Too much salt in your diet may lead to high blood pressure. Professor Robert Fenton from Aarhus University will now investigate whether – and possibly why – a potassium-rich diet can have the opposite effect. The Novo Nordisk Foundation supports the project with a Distinguished Investigator Grant of almost DKK ten million.
High blood pressure affects billions of people all over the world, and it is the largest single contributing risk factor associated with disability and premature death.
International studies suggest that potassium deficiency increases blood pressure – just as is the case with a high consumption of salt (sodium chloride) in the diet. Robert Fenton and his research team are therefore working at molecular level to investigate whether potassium-rich diets consisting of e.g. bananas, fish and avocado can help improve cardiovascular health.
The research project is multidisciplinary, involving clinical collaborations which can convert research results from mice in the laboratory to patients in hospitals and in general practice.

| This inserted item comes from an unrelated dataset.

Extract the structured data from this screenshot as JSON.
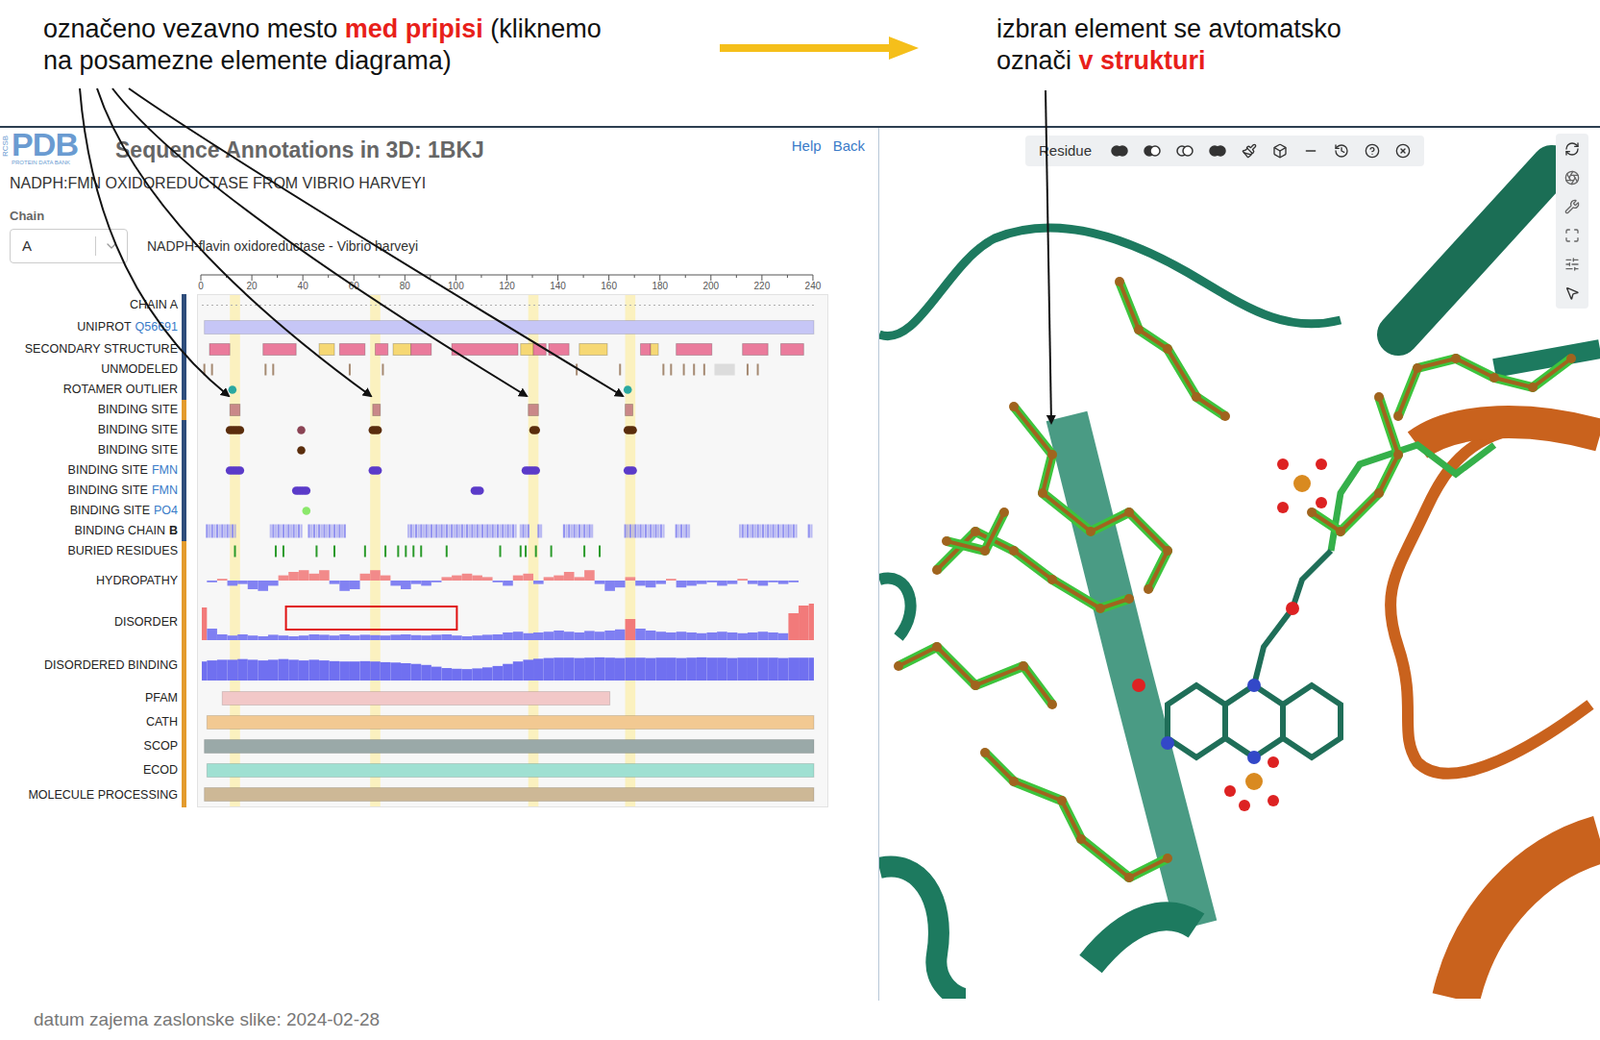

The goal is to contribute to the development of new medicines for patients with high blood pressure.
The grant of DKK 9,991,361 will run over the next five years.
Featured image: With the grant, Robert Fenton can increase his focus on data collection while expanding his research competencies and developing the international collaborations that are central to the next phase of his research plans. Photo: Jann Thiele Zeiss, AU Health.
This science news is confirmed by us from Aarhus University
Provided by Aarhus University